Since AD 988, when Russia proclaimed Christianity as a state religion, Russian Orthodox has remained as the most significant religion in Russia. Russian Orthodox has been deeply imbedded in the mind and culture of Russia that it even survived lengthy religious persecution during the Soviet era, which was from 1917 to 1991. Now, most Russians are inactive with religion. Yet, many of them would still celebrate religious holidays such as Easter and Christmas, and decorate their houses with candles and the sign of the cross. It is said, “No single element has done more to shape the national character of Russians, whether at home or abroad, than the Russian Orthodox Church” (MulticulturalCanada).
Population: 142.122 million
Ethnic Groups: Russian (77.7%), Tatar (3.7%), Ukrainian (1.4%), Bashkir (1.1%), Chuvash (1%), Other (10.2%), Unspecified (3.9%)
Languages: Russian (Official) (85.7%), Tatar (3.2%), Chechen (1%), Other (10.1%)
Religions: Russian Orthodox (15% – 20%), Muslim (10% – 15%), other Christian (2%)
CIA: The World Factbook — Last Updated December 27, 2019
Russians in Canada
Russian Population in Canada
The Russian presence in the GTA is alive and diverse. For example, there are Russian Jews in the GTA who actively follow a religious lifestyle of Jews. In local supermarkets of some areas, Russian Muslim females, who are doing grocery shopping with the hijab on their head, can be found. There are also Russian speaking Koreans who go to evangelical churches on Sunday. Though many Russians would identify themselves as Christians, church attendance among Russian people in the GTA is low. For Russians, religious identity and national identity are, in many parts, intertwined. One pastor ministering to Russians in Toronto says, “You need to ask questions and know the person a bit if you really want to see the religious life of your Russian friend.
- Central Intelligence Agency. (2019, December 18). The World Factbook: Russia. Retrieved December 27, 2019, from https://www.cia.gov/the-world-factbook/countries/russia/

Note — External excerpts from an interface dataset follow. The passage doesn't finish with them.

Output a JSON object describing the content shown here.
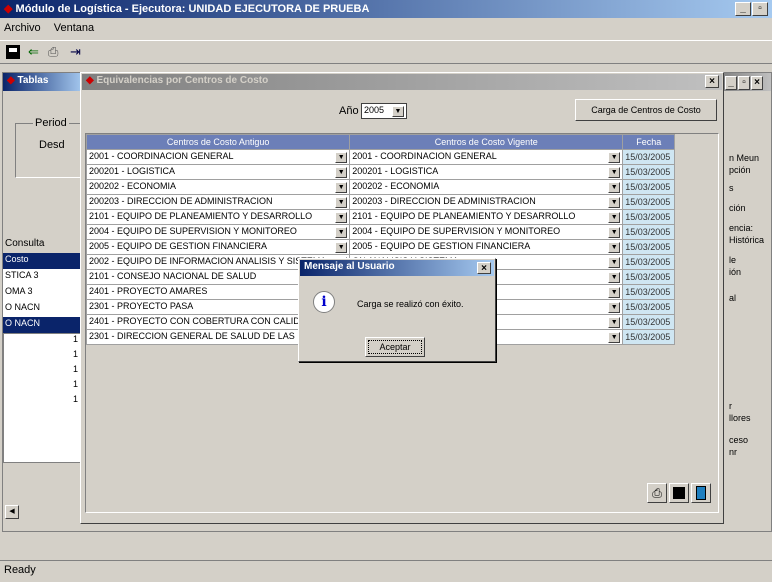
{
  "app": {
    "title": "Módulo de Logística - Ejecutora: UNIDAD EJECUTORA DE PRUEBA",
    "menu": [
      "Archivo",
      "Ventana"
    ],
    "status": "Ready"
  },
  "bg_window": {
    "title": "Tablas",
    "periodo_label": "Period",
    "desde_label": "Desd",
    "consulta_label": "Consulta",
    "rows": [
      "Costo",
      "STICA 3",
      "OMA 3",
      "O NACN",
      "O NACN"
    ],
    "numbers": [
      "1",
      "1",
      "1",
      "1",
      "1"
    ],
    "right_items": [
      "n Meun",
      "pción",
      "s",
      "ción",
      "encia:",
      "Histórica",
      "le",
      "ión",
      "al",
      "r",
      "llores",
      "ceso",
      "nr"
    ]
  },
  "dialog": {
    "title": "Equivalencias por Centros de Costo",
    "year_label": "Año",
    "year_value": "2005",
    "load_button": "Carga de Centros de Costo",
    "headers": [
      "Centros de Costo Antiguo",
      "Centros de Costo Vigente",
      "Fecha"
    ],
    "rows": [
      [
        "2001 - COORDINACION GENERAL",
        "2001 - COORDINACION GENERAL",
        "15/03/2005"
      ],
      [
        "200201 - LOGISTICA",
        "200201 - LOGISTICA",
        "15/03/2005"
      ],
      [
        "200202 - ECONOMIA",
        "200202 - ECONOMIA",
        "15/03/2005"
      ],
      [
        "200203 - DIRECCION DE ADMINISTRACION",
        "200203 - DIRECCION DE ADMINISTRACION",
        "15/03/2005"
      ],
      [
        "2101 - EQUIPO DE PLANEAMIENTO Y DESARROLLO",
        "2101 - EQUIPO DE PLANEAMIENTO Y DESARROLLO",
        "15/03/2005"
      ],
      [
        "2004 - EQUIPO DE SUPERVISION Y MONITOREO",
        "2004 - EQUIPO DE SUPERVISION Y MONITOREO",
        "15/03/2005"
      ],
      [
        "2005 - EQUIPO DE GESTION FINANCIERA",
        "2005 - EQUIPO DE GESTION FINANCIERA",
        "15/03/2005"
      ],
      [
        "2002 - EQUIPO DE INFORMACION ANALISIS Y SISTEMA",
        "ON ANALISIS Y SISTEMA",
        "15/03/2005"
      ],
      [
        "2101 - CONSEJO NACIONAL DE SALUD",
        "E SALUD",
        "15/03/2005"
      ],
      [
        "2401 - PROYECTO AMARES",
        "",
        "15/03/2005"
      ],
      [
        "2301 - PROYECTO PASA",
        "",
        "15/03/2005"
      ],
      [
        "2401 - PROYECTO CON COBERTURA CON CALIDAD",
        "RTURA CON CALIDAD",
        "15/03/2005"
      ],
      [
        "2301 - DIRECCION GENERAL DE SALUD DE LAS PERSONAS",
        "O SALUD DE LAS PERS",
        "15/03/2005"
      ]
    ]
  },
  "message": {
    "title": "Mensaje al Usuario",
    "text": "Carga se realizó con éxito.",
    "accept": "Aceptar"
  }
}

- Encyclopedia of the Nations. (n.d.). Russia – Location, size and extent. Retrieved July 9, 2014, from http://www.nationsencyclopedia.com/Europe/Russia-LOCATION-SIZE-AND-EXTENT.html
- Foreign Affairs and International Trade Canada. (2011, December 15). Russian Federation. Retrieved July 9, 2014, from https://www.international.gc.ca/cil-cai/country_insights-apercus_pays/overview-apercu_ru.aspx?lang=eng
- MulticulturalCanada. (n.d.). Community Life and Religion, Russians. Retrieved July 9, 2014, from
- “Russians,” vol. 4 of Worldmark Encyclopedia of Cultures and Daily Life, 4 vols. Detroit: Gale Research, 1998.
- Statistics Canada. (2011, April 7). 2006 Census of Canada: Topic-based tabulations/Ethnic Origin, Single and Multiple Ethnic Origin Responses and Sex for the Population of Canada, Provinces, Territories, Census Metropolitan Areas and Census Agglomerations, 2006 Census – 20% Sample Data. Retrieved July 15, 2014, from http://www12.statcan.gc.ca/census-recensement